Convenience & Functionality
This is an important category, because this is why AirPods became so successful. If you have relatively recent Android phone, all you need to do is open them up near your phone and tap on the pop-up message to pair them for the first time - it takes about 10 seconds. Then, you can see the battery levels of your left and right earbud, as well as the case real-time (again, similar to AirPods). An underrated feature of these in my opinion is being able to use either the left or right earbud independently. That way if I want to keep one ear open, I can choose either side and simply switch ears if the battery in one dies.
Speaking of battery life, it's nothing crazy but I think it's enough for 90% of situations. You get 5 hours of nonstop listening time, and the case gives you an additional 19 hours before it needs to be charged itself. The case has a quick charging feature that will give you 2 hours of listening time from just a 10-minute charge. Oh, also the case has wireless charging (in addition to USB-C) which is very convenient, and a little LED pops up telling you that it's charging.
The earbuds have touch capabilities, so you can tap to play/pause, double-tap to skip a track, and triple-tap to go to a previous track. You can also swipe forward and backward to increase/decrease volume - super useful because I don't need to touch my phone.
Range is incredible on these. I can leave my phone in my room and walk around the entire house without even skipping a beat on my music. Google claims that if you're outdoors, you can walk an entire football field away from your phone without any impact to your music, but I haven't been able to test this.
These also have Google Assistant built in, which in my opinion, is the single greatest feature of these earbuds. It almost negates the need to have my phone on me because the power of Google Assistant, combined with the range these have, allows me to control everything with my voice. I can text people, call people, turn on/off my lights, find out the weather, listen to my messages, change the temperature in my house - the list goes on and on. Last but not least, these have real-time translation capabilities. So, if you're talking to someone who only speaks French, these earbuds can translate what they're saying into English in your ear, almost in real-time. Right now it's more of a fun party trick, but once it's more refined through software updates, I can see this as a seriously useful feature when traveling abroad.

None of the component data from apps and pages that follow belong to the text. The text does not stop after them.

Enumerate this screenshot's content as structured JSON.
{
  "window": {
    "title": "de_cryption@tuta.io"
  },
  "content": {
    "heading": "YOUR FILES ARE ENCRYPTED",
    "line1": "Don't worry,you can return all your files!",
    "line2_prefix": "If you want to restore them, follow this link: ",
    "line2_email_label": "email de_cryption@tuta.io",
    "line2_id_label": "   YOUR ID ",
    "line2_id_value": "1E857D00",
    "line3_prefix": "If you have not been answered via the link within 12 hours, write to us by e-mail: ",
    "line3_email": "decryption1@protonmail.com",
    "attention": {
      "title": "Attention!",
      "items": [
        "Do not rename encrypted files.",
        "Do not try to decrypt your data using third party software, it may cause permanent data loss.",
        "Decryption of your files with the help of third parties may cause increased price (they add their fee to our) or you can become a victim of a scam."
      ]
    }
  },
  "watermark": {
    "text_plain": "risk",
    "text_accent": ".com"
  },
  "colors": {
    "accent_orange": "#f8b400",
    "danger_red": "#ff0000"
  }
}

To put it simply, if you have an Android phone and aren't a super audiophile, it's hard for me to not recommend these to you. While you have other earbuds that provide better sound, like the new Galaxy Buds, I think these deliver a more complete package in terms of your overall experience. They feel great, they're easy to use, and they're very, very smart in what they can do. If you have an iPhone, I think it still makes more sense to stick with the AirPods or AirPods Pro because of that great experience. Otherwise, for the price, these are better in a lot of ways.